#### [EXERCISE BRIEF]
Determine how many lines below contain the word "subtitle", then write that number by itself.

#### [Web page and app entries]

------------------------------------------------------------

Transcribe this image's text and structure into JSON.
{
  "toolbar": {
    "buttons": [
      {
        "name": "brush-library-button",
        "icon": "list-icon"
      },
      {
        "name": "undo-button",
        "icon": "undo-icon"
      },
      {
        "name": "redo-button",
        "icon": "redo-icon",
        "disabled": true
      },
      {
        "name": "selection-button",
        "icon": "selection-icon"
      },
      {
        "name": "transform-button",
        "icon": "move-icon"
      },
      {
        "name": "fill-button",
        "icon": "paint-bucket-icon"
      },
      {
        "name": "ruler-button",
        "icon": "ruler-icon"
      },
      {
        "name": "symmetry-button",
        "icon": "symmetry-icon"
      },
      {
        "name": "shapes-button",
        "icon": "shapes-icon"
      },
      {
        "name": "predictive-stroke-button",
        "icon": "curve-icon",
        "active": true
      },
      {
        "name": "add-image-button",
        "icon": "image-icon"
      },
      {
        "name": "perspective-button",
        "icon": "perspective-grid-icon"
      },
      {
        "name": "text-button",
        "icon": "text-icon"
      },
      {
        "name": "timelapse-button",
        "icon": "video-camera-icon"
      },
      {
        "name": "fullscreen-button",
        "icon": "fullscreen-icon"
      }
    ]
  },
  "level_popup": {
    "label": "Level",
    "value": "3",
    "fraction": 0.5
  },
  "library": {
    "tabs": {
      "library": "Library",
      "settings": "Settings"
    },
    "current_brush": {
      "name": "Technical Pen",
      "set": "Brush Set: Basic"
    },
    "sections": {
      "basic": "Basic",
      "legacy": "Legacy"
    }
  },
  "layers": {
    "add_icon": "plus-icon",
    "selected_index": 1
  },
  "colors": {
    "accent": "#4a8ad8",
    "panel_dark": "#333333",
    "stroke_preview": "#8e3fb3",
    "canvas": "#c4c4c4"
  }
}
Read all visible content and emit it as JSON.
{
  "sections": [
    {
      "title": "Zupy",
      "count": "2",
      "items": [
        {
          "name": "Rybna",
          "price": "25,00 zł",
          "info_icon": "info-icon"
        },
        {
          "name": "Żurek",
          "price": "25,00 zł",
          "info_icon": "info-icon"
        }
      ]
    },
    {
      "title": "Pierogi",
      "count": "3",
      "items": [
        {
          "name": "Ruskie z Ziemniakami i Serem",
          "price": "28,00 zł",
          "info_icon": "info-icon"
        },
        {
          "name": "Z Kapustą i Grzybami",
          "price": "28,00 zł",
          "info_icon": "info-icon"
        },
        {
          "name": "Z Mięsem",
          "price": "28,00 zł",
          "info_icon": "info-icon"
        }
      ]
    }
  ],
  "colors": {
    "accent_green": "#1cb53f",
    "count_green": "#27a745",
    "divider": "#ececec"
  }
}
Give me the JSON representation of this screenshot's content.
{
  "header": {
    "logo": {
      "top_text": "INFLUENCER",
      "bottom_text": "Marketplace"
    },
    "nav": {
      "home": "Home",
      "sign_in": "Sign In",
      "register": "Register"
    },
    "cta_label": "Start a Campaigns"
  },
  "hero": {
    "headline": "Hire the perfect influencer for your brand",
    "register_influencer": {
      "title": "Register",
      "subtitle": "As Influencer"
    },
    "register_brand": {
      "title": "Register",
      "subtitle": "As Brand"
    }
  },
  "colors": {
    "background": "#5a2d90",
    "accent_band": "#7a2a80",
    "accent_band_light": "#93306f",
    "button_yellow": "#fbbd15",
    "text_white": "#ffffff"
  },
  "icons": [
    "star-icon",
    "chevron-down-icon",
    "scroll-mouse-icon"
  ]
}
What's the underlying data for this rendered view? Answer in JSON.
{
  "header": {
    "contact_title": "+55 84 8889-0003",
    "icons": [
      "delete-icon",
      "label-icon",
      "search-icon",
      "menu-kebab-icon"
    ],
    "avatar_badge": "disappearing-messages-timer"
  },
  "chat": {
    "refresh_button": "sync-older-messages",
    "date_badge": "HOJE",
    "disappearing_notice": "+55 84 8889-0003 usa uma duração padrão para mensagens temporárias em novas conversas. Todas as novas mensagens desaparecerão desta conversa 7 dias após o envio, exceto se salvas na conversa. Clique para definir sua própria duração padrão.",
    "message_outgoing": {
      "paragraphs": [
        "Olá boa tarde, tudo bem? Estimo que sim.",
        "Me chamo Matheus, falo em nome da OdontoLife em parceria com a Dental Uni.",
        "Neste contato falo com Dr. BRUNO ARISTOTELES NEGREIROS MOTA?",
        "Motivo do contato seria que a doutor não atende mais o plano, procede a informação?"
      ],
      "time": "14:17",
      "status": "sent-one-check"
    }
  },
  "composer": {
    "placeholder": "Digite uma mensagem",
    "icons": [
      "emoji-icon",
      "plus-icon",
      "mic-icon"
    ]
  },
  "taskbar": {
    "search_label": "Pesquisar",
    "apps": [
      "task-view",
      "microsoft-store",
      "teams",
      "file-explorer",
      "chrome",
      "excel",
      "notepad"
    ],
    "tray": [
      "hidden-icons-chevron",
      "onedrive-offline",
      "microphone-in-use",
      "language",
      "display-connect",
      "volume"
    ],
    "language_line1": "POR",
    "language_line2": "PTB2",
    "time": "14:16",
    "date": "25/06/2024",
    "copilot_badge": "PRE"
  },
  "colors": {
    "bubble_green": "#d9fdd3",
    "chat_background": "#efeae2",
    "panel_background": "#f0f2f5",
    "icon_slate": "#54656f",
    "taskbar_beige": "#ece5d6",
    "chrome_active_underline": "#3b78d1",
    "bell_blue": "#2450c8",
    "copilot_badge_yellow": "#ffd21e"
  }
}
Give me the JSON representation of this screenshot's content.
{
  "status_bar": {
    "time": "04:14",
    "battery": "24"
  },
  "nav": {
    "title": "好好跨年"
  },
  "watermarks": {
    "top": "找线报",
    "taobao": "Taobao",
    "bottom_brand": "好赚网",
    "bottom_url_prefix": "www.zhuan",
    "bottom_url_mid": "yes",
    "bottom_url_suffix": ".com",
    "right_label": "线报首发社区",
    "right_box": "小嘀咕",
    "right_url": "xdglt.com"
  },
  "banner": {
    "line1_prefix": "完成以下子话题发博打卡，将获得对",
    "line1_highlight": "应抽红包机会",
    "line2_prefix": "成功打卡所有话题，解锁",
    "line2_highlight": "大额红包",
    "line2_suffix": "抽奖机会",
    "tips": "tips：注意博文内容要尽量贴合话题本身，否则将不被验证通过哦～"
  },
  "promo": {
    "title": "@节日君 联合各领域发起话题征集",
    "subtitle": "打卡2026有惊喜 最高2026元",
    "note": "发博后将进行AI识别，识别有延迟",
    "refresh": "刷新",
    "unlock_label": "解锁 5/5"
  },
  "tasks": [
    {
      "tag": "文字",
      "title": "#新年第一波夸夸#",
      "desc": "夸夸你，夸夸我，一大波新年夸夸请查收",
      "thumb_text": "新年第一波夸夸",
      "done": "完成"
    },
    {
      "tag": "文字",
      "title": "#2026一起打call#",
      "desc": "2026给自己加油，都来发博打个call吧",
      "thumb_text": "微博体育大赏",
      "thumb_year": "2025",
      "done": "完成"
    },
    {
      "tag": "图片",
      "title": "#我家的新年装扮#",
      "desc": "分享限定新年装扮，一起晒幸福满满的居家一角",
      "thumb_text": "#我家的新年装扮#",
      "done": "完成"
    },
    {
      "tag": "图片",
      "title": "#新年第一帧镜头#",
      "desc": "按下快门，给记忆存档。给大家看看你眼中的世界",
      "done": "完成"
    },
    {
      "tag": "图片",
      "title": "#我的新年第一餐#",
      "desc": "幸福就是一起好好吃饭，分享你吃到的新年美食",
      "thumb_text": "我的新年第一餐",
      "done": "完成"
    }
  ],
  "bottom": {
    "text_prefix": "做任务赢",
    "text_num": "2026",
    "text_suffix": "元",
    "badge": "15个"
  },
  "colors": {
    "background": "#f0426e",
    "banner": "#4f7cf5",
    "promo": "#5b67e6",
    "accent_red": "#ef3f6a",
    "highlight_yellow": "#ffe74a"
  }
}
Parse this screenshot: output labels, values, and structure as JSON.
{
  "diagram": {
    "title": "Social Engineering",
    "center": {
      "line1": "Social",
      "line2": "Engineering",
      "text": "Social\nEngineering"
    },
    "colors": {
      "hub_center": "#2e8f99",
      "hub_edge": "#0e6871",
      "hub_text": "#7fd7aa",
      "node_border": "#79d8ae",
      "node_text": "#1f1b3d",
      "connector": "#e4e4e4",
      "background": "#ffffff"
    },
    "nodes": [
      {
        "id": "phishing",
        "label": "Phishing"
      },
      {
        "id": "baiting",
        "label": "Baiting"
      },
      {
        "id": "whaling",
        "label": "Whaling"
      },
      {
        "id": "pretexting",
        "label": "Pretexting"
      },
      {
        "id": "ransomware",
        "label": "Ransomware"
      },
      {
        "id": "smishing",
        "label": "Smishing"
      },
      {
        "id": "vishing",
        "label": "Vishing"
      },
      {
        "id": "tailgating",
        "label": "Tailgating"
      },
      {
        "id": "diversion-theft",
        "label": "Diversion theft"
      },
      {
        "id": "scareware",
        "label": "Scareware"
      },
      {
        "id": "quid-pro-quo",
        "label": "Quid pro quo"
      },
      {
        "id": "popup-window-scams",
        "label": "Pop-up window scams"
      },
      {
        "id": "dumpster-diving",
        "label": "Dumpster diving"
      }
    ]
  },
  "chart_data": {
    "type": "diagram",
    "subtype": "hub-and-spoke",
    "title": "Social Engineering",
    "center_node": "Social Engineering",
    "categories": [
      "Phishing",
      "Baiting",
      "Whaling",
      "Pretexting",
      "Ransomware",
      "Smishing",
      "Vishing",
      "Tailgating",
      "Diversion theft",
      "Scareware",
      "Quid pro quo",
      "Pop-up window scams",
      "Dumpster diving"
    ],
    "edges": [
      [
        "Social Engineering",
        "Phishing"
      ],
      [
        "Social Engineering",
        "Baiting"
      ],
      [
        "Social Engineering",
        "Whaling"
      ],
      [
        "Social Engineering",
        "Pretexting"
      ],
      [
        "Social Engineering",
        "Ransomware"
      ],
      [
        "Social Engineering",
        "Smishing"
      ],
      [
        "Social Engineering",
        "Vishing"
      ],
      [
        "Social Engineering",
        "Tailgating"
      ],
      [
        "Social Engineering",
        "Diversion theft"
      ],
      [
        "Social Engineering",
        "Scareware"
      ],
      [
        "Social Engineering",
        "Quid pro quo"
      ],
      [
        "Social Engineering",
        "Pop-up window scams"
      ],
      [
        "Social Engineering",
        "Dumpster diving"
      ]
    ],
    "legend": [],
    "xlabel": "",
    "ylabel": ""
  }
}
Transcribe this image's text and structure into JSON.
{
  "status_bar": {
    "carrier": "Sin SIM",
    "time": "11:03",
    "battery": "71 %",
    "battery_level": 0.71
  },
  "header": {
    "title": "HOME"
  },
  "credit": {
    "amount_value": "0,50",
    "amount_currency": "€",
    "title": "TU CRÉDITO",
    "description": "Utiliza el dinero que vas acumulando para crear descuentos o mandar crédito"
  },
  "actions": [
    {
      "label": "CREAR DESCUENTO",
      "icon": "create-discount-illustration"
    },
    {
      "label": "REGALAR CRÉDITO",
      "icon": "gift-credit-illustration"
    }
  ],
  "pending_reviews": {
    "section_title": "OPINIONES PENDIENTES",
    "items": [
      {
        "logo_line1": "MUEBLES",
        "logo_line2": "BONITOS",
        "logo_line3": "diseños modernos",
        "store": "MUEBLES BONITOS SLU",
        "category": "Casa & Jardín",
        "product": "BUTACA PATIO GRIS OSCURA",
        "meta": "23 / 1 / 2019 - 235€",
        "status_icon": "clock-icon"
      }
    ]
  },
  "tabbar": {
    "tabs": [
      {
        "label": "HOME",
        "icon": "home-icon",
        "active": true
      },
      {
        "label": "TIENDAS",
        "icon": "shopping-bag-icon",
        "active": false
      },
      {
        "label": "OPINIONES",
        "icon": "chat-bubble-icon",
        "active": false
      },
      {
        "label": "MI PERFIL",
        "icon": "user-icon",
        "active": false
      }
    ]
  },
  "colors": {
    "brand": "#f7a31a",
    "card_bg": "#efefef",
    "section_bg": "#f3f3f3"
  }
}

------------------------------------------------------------

#### [OUTPUT OF THE EXERCISE]
3